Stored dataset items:
•••••
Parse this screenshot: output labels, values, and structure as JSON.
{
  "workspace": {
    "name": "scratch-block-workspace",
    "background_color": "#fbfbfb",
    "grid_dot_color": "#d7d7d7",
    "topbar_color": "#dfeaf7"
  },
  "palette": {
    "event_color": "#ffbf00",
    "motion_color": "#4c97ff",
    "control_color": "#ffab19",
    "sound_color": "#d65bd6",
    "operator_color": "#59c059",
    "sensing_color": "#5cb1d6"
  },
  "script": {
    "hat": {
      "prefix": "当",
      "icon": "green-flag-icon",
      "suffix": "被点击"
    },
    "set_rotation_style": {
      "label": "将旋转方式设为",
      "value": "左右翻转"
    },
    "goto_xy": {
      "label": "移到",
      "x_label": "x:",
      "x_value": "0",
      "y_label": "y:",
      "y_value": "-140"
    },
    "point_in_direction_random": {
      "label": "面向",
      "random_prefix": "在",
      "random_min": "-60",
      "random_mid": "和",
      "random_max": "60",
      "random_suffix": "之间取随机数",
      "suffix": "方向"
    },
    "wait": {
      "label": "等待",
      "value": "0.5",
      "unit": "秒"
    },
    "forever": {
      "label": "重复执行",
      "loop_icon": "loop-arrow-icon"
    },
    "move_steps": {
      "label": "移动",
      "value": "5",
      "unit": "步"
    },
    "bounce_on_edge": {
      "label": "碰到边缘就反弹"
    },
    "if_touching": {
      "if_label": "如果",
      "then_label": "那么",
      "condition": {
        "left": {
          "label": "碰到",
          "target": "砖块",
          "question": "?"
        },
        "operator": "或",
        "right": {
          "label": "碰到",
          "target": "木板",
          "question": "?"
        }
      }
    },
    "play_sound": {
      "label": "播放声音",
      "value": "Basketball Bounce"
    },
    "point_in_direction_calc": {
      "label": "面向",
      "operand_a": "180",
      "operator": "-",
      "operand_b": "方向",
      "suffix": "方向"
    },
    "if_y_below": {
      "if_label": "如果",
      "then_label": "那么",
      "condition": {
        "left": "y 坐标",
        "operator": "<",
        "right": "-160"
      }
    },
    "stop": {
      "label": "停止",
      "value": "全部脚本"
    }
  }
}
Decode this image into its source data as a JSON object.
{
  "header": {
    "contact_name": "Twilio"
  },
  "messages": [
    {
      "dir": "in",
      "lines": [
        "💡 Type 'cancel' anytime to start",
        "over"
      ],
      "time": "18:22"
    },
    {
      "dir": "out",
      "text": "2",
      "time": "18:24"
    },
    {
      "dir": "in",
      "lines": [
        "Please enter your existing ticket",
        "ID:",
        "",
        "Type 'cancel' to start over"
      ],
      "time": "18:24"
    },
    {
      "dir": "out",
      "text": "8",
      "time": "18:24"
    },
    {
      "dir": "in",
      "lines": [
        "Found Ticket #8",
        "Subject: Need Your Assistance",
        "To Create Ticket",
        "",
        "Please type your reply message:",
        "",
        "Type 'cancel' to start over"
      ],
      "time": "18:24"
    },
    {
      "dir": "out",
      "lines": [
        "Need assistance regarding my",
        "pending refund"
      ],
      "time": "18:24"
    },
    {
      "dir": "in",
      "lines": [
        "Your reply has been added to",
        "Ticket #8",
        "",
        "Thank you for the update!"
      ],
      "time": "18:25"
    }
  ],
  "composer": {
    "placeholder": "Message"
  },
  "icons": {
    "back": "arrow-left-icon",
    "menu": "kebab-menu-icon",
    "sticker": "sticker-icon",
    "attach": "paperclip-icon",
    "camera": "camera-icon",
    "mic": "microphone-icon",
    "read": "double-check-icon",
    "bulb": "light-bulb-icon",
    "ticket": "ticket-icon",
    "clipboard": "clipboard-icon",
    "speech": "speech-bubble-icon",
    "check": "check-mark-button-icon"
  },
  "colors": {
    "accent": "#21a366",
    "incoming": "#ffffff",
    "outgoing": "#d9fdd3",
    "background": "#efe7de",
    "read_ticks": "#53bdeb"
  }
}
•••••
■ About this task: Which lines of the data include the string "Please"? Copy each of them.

■ Exercise solution:
        "Please enter your existing ticket",
        "Please type your reply message:",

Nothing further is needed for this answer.